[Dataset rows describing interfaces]
+-------+

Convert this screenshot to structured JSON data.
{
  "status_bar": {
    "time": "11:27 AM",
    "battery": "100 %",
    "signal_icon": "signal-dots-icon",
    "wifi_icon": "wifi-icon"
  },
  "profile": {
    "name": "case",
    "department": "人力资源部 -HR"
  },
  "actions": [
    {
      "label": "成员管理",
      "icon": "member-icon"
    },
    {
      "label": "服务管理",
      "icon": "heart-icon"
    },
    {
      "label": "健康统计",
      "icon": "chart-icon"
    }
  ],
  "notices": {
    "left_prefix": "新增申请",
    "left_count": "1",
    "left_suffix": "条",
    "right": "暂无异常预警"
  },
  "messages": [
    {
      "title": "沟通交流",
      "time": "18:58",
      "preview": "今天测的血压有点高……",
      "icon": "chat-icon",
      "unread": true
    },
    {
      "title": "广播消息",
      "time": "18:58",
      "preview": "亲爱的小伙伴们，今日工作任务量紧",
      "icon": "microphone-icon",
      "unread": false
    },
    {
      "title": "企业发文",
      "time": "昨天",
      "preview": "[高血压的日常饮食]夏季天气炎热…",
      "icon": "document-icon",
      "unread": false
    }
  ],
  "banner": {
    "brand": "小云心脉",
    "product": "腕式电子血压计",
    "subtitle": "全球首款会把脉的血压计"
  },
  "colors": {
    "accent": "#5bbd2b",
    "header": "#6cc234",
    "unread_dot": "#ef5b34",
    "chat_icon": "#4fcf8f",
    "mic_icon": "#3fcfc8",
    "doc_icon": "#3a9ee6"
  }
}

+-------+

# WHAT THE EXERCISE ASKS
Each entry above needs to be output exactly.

# WRITTEN SOLUTION
Convert this screenshot to structured JSON data.
{
  "status_bar": {
    "time": "11:27 AM",
    "battery": "100 %",
    "signal_icon": "signal-dots-icon",
    "wifi_icon": "wifi-icon"
  },
  "profile": {
    "name": "case",
    "department": "人力资源部 -HR"
  },
  "actions": [
    {
      "label": "成员管理",
      "icon": "member-icon"
    },
    {
      "label": "服务管理",
      "icon": "heart-icon"
    },
    {
      "label": "健康统计",
      "icon": "chart-icon"
    }
  ],
  "notices": {
    "left_prefix": "新增申请",
    "left_count": "1",
    "left_suffix": "条",
    "right": "暂无异常预警"
  },
  "messages": [
    {
      "title": "沟通交流",
      "time": "18:58",
      "preview": "今天测的血压有点高……",
      "icon": "chat-icon",
      "unread": true
    },
    {
      "title": "广播消息",
      "time": "18:58",
      "preview": "亲爱的小伙伴们，今日工作任务量紧",
      "icon": "microphone-icon",
      "unread": false
    },
    {
      "title": "企业发文",
      "time": "昨天",
      "preview": "[高血压的日常饮食]夏季天气炎热…",
      "icon": "document-icon",
      "unread": false
    }
  ],
  "banner": {
    "brand": "小云心脉",
    "product": "腕式电子血压计",
    "subtitle": "全球首款会把脉的血压计"
  },
  "colors": {
    "accent": "#5bbd2b",
    "header": "#6cc234",
    "unread_dot": "#ef5b34",
    "chat_icon": "#4fcf8f",
    "mic_icon": "#3fcfc8",
    "doc_icon": "#3a9ee6"
  }
}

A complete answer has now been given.